In response to reports that President Trump plans to renominate Rosenworcel to the FCC, NAB President/CEO Gordon Smith said his organization “is delighted” to hear of the president’s decision. “Commissioner Rosenworcel is supremely qualified for another FCC term, having demonstrated her public service credentials and full command of telecommunications issues during her Commission tenure. NAB strongly supports her renomination and confirmation.”
FCC Chairman Ajit Pai also issued a statement in response to news that President Trump intends to nominate Rosenworcel to return to the Commission.
Congratulating her, Pai said, “She has a distinguished record of public service, including the four-and-a-half years we worked together at this agency, and I look forward to working with her once again to advance the public interest.”
American Cable Association (ACA) President/CEO Matthew M. Polka also weighed in, praising President Trump for his intent to nominate Rosenworcel.
Rosenworcel departed as a result of political wrangling over nominations and appointments. On Jan. 4, President Barack Obama reappointed Rosenworcel to a second term on the Commission. That was ignored, despite support from Sen. John Thune. In a statement, Thune said, “I am open to the idea of confirming her later this year, as long as we preserve the new Republican majority on the commission in the process.”
The Democratic majority wasn’t willing to budge; the GOP majority is now ready to act.
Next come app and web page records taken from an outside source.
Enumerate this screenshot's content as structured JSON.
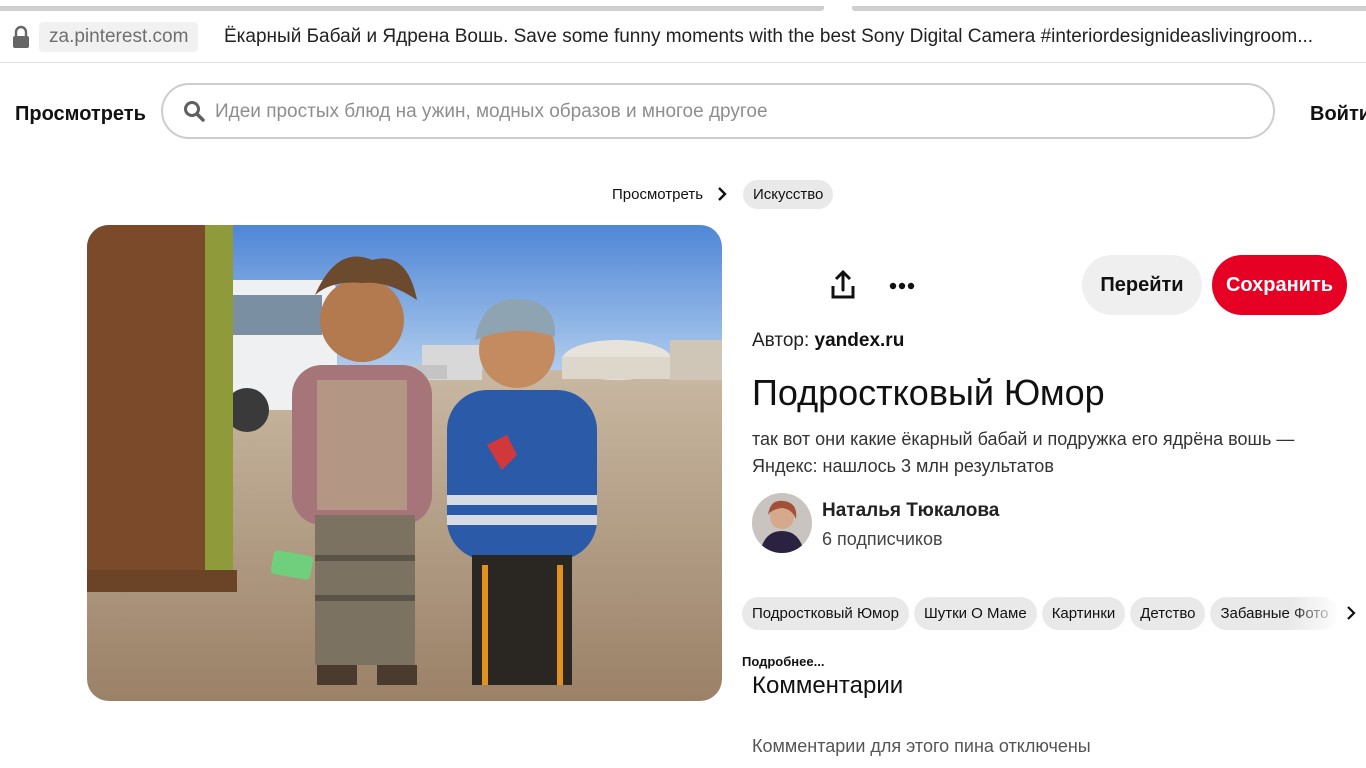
{
  "browser": {
    "domain": "za.pinterest.com",
    "page_title": "Ёкарный Бабай и Ядрена Вошь. Save some funny moments with the best Sony Digital Camera #interiordesignideaslivingroom..."
  },
  "header": {
    "browse_label": "Просмотреть",
    "search_placeholder": "Идеи простых блюд на ужин, модных образов и многое другое",
    "search_value": "",
    "login_label": "Войти"
  },
  "breadcrumb": {
    "browse": "Просмотреть",
    "category": "Искусство"
  },
  "actions": {
    "visit_label": "Перейти",
    "save_label": "Сохранить",
    "share_icon": "share-upload-icon",
    "more_icon": "ellipsis-icon"
  },
  "pin": {
    "author_prefix": "Автор:",
    "author_source": "yandex.ru",
    "title": "Подростковый Юмор",
    "description": "так вот они какие ёкарный бабай и подружка его ядрёна вошь — Яндекс: нашлось 3 млн результатов"
  },
  "user": {
    "name": "Наталья Тюкалова",
    "followers": "6 подписчиков"
  },
  "tags": [
    "Подростковый Юмор",
    "Шутки О Маме",
    "Картинки",
    "Детство",
    "Забавные Фото"
  ],
  "more_link": "Подробнее...",
  "comments": {
    "heading": "Комментарии",
    "disabled_text": "Комментарии для этого пина отключены"
  },
  "colors": {
    "save_red": "#e60023",
    "chip_gray": "#e9e9e9",
    "visit_gray": "#efefef"
  }
}
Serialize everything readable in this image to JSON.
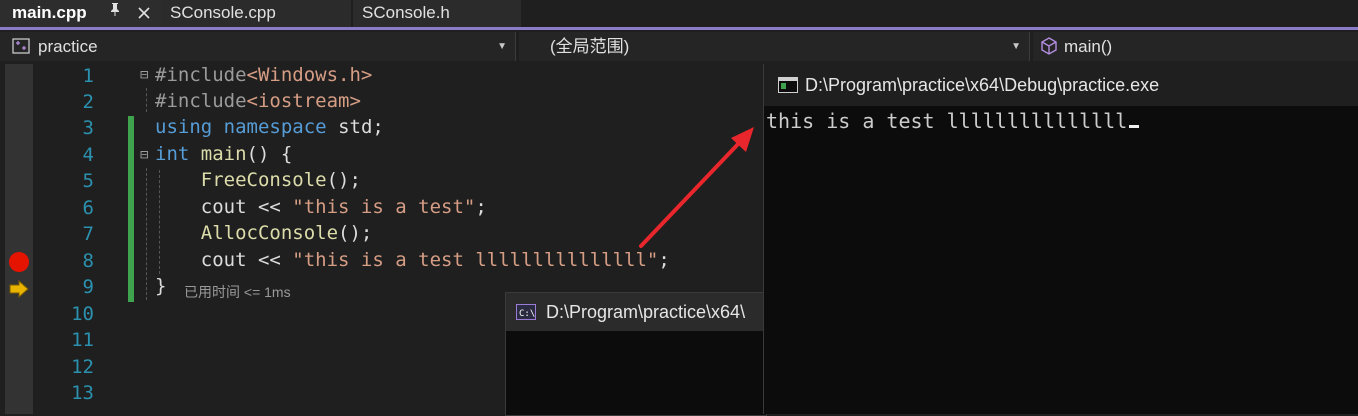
{
  "tabs": [
    {
      "label": "main.cpp",
      "active": true
    },
    {
      "label": "SConsole.cpp",
      "active": false
    },
    {
      "label": "SConsole.h",
      "active": false
    }
  ],
  "tab_icons": {
    "pin": "pin-icon",
    "close": "close-icon"
  },
  "navbar": {
    "project": "practice",
    "scope": "(全局范围)",
    "member": "main()"
  },
  "editor": {
    "line_numbers": [
      "1",
      "2",
      "3",
      "4",
      "5",
      "6",
      "7",
      "8",
      "9",
      "10",
      "11",
      "12",
      "13"
    ],
    "lines": [
      {
        "pre": "#include",
        "inc": "<Windows.h>"
      },
      {
        "pre": "#include",
        "inc": "<iostream>"
      },
      {
        "kw1": "using",
        "kw2": "namespace",
        "rest": "std;"
      },
      {
        "kw": "int",
        "fn": "main",
        "rest": "() {"
      },
      {
        "fn": "FreeConsole",
        "rest": "();"
      },
      {
        "id": "cout",
        "op": " << ",
        "str": "\"this is a test\"",
        "end": ";"
      },
      {
        "fn": "AllocConsole",
        "rest": "();"
      },
      {
        "id": "cout",
        "op": " << ",
        "str": "\"this is a test lllllllllllllll\"",
        "end": ";"
      },
      {
        "rest": "}"
      }
    ],
    "perf_tip": "已用时间 <= 1ms",
    "breakpoint_color": "#e51400",
    "change_bar_color": "#3fa34d"
  },
  "console_back": {
    "title": "D:\\Program\\practice\\x64\\"
  },
  "console_front": {
    "title": "D:\\Program\\practice\\x64\\Debug\\practice.exe",
    "output": "this is a test lllllllllllllll"
  },
  "colors": {
    "accent": "#8b7cc8",
    "annotation_arrow": "#e8262b"
  }
}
There was also a “Wheeler Waffle,” which saw the soon-to-be-outgoing FCC Chairman refuse to state if he was exiting or staying on as a Commissioner. Thune indicated that his failure to publicly state his plan of action directly correlated to Rosenworcel’s ability to gain a second five-year term.
Rosenworcel brought a decade and a half of public sector and private sector communications law experience to her position at the FCC. Prior to joining the FCC, Rosenworcel served as Senior Communications Counsel for the Senate Commerce Committee under the leadership of Sen. John D. Rockefeller IV. She previously served in the same role on the Committee under the leadership of Sen. Daniel K. Inouye.
In this position, she was responsible for legislation, hearings, and policy development involving a wide range of communications issues—including spectrum auctions, public safety, broadband deployment and adoption, universal service, video programming, satellite television, local radio, and digital television transition.
Prior to that, Rosenworcel was at the FCC, serving as a legal advisor to then-Commissioner Michael J. Copps. She has also served as Legal Counsel to the Chief of the Wireline Competition Bureau and as an Attorney-Advisor in the Wireline Competition Bureau.
Before joining the FCC, Rosenworcel practiced communications law at Drinker Biddle and Reath.
WHO’S JOINING ROSENWORCEL?
Once President Trump formally nominates Rosenworcel, it is highly likely that a Republican nominee will also be submitted for Senate approval. As reported by Recode, tongues are wagging across Washington that Trump is likely to give the nod to Brendan Carr.
Carr has served as the FCC’s General Counsel since January, and from February 2014 until his promotion was legal advisor to Chairman Pai.
He joined the FCC in June 2012 as an attorney advisor in the office of the general counsel following a nearly seven-year tenure at Wiley Rein LLP. At Wiley Rein, he served as a communications attorney in the appellate and litigation groups.
While obtaining his Juris Doctor from the Catholic University of America Law School, he held a summer internship at the FCC as a legal intern.
For a full review of RBR+TVBR’s coverage of Jessica Rosenworcel’s tenure at the FCC and her departure in January, visit RBR.com’s archives. Simply click here for more.